WORK TASK »
An exact copy of all entries is required.

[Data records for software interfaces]
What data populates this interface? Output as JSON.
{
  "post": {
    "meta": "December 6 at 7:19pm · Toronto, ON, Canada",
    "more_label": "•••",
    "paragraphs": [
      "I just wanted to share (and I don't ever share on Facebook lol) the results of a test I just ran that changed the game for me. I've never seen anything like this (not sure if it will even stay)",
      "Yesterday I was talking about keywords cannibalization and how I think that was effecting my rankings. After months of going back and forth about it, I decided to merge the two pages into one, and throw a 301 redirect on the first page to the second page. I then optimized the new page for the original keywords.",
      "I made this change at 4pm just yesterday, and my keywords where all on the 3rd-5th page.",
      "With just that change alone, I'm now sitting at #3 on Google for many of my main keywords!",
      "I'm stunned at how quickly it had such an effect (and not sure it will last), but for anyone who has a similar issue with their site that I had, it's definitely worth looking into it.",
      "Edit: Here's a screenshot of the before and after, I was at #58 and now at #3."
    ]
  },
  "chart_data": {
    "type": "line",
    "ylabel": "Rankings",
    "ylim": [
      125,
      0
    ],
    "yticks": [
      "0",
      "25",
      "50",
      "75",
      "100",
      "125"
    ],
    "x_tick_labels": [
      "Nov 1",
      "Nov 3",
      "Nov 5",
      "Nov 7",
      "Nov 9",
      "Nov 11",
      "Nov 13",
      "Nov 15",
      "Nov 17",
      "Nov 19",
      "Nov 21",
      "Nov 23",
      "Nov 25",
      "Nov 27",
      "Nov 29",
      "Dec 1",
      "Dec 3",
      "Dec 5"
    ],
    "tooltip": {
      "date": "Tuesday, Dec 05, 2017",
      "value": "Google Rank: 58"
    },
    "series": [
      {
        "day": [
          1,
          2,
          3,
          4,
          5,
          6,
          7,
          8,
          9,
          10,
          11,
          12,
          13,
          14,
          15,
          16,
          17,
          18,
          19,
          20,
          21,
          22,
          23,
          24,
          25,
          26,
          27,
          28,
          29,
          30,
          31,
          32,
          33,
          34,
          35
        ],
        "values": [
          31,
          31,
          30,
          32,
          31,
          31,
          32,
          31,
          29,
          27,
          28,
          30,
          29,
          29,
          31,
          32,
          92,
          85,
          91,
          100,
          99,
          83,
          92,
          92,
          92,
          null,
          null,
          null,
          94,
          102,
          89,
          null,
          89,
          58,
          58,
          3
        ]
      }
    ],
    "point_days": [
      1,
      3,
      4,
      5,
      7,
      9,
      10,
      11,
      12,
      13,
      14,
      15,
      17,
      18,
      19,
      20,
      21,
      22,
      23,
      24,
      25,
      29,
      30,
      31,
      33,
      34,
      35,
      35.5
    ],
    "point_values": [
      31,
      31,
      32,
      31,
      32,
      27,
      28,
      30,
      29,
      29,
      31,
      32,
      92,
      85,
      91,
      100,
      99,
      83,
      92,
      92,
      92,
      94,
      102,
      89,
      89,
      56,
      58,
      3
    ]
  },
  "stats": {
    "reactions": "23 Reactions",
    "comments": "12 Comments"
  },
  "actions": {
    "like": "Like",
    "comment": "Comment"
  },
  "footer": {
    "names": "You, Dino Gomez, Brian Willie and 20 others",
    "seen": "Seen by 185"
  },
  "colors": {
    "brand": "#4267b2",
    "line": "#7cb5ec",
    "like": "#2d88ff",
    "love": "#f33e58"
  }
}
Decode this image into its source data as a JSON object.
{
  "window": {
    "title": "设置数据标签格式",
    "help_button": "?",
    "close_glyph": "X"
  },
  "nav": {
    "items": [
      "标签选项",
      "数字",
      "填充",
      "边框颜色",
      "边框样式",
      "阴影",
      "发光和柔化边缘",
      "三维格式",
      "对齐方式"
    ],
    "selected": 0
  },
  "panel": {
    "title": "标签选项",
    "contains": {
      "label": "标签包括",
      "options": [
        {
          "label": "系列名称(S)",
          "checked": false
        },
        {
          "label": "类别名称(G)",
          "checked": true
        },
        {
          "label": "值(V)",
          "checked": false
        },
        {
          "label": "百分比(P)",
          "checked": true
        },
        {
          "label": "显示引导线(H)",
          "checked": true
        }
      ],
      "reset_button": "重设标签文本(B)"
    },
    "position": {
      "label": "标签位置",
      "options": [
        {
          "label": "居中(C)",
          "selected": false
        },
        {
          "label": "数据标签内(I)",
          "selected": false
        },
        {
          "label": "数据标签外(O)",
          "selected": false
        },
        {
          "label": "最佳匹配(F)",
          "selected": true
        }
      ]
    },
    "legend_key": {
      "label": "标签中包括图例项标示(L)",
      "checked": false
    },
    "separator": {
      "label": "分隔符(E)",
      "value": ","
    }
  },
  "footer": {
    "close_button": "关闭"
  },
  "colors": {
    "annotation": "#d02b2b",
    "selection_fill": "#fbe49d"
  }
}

RESULT »
What data populates this interface? Output as JSON.
{
  "post": {
    "meta": "December 6 at 7:19pm · Toronto, ON, Canada",
    "more_label": "•••",
    "paragraphs": [
      "I just wanted to share (and I don't ever share on Facebook lol) the results of a test I just ran that changed the game for me. I've never seen anything like this (not sure if it will even stay)",
      "Yesterday I was talking about keywords cannibalization and how I think that was effecting my rankings. After months of going back and forth about it, I decided to merge the two pages into one, and throw a 301 redirect on the first page to the second page. I then optimized the new page for the original keywords.",
      "I made this change at 4pm just yesterday, and my keywords where all on the 3rd-5th page.",
      "With just that change alone, I'm now sitting at #3 on Google for many of my main keywords!",
      "I'm stunned at how quickly it had such an effect (and not sure it will last), but for anyone who has a similar issue with their site that I had, it's definitely worth looking into it.",
      "Edit: Here's a screenshot of the before and after, I was at #58 and now at #3."
    ]
  },
  "chart_data": {
    "type": "line",
    "ylabel": "Rankings",
    "ylim": [
      125,
      0
    ],
    "yticks": [
      "0",
      "25",
      "50",
      "75",
      "100",
      "125"
    ],
    "x_tick_labels": [
      "Nov 1",
      "Nov 3",
      "Nov 5",
      "Nov 7",
      "Nov 9",
      "Nov 11",
      "Nov 13",
      "Nov 15",
      "Nov 17",
      "Nov 19",
      "Nov 21",
      "Nov 23",
      "Nov 25",
      "Nov 27",
      "Nov 29",
      "Dec 1",
      "Dec 3",
      "Dec 5"
    ],
    "tooltip": {
      "date": "Tuesday, Dec 05, 2017",
      "value": "Google Rank: 58"
    },
    "series": [
      {
        "day": [
          1,
          2,
          3,
          4,
          5,
          6,
          7,
          8,
          9,
          10,
          11,
          12,
          13,
          14,
          15,
          16,
          17,
          18,
          19,
          20,
          21,
          22,
          23,
          24,
          25,
          26,
          27,
          28,
          29,
          30,
          31,
          32,
          33,
          34,
          35
        ],
        "values": [
          31,
          31,
          30,
          32,
          31,
          31,
          32,
          31,
          29,
          27,
          28,
          30,
          29,
          29,
          31,
          32,
          92,
          85,
          91,
          100,
          99,
          83,
          92,
          92,
          92,
          null,
          null,
          null,
          94,
          102,
          89,
          null,
          89,
          58,
          58,
          3
        ]
      }
    ],
    "point_days": [
      1,
      3,
      4,
      5,
      7,
      9,
      10,
      11,
      12,
      13,
      14,
      15,
      17,
      18,
      19,
      20,
      21,
      22,
      23,
      24,
      25,
      29,
      30,
      31,
      33,
      34,
      35,
      35.5
    ],
    "point_values": [
      31,
      31,
      32,
      31,
      32,
      27,
      28,
      30,
      29,
      29,
      31,
      32,
      92,
      85,
      91,
      100,
      99,
      83,
      92,
      92,
      92,
      94,
      102,
      89,
      89,
      56,
      58,
      3
    ]
  },
  "stats": {
    "reactions": "23 Reactions",
    "comments": "12 Comments"
  },
  "actions": {
    "like": "Like",
    "comment": "Comment"
  },
  "footer": {
    "names": "You, Dino Gomez, Brian Willie and 20 others",
    "seen": "Seen by 185"
  },
  "colors": {
    "brand": "#4267b2",
    "line": "#7cb5ec",
    "like": "#2d88ff",
    "love": "#f33e58"
  }
}
Decode this image into its source data as a JSON object.
{
  "window": {
    "title": "设置数据标签格式",
    "help_button": "?",
    "close_glyph": "X"
  },
  "nav": {
    "items": [
      "标签选项",
      "数字",
      "填充",
      "边框颜色",
      "边框样式",
      "阴影",
      "发光和柔化边缘",
      "三维格式",
      "对齐方式"
    ],
    "selected": 0
  },
  "panel": {
    "title": "标签选项",
    "contains": {
      "label": "标签包括",
      "options": [
        {
          "label": "系列名称(S)",
          "checked": false
        },
        {
          "label": "类别名称(G)",
          "checked": true
        },
        {
          "label": "值(V)",
          "checked": false
        },
        {
          "label": "百分比(P)",
          "checked": true
        },
        {
          "label": "显示引导线(H)",
          "checked": true
        }
      ],
      "reset_button": "重设标签文本(B)"
    },
    "position": {
      "label": "标签位置",
      "options": [
        {
          "label": "居中(C)",
          "selected": false
        },
        {
          "label": "数据标签内(I)",
          "selected": false
        },
        {
          "label": "数据标签外(O)",
          "selected": false
        },
        {
          "label": "最佳匹配(F)",
          "selected": true
        }
      ]
    },
    "legend_key": {
      "label": "标签中包括图例项标示(L)",
      "checked": false
    },
    "separator": {
      "label": "分隔符(E)",
      "value": ","
    }
  },
  "footer": {
    "close_button": "关闭"
  },
  "colors": {
    "annotation": "#d02b2b",
    "selection_fill": "#fbe49d"
  }
}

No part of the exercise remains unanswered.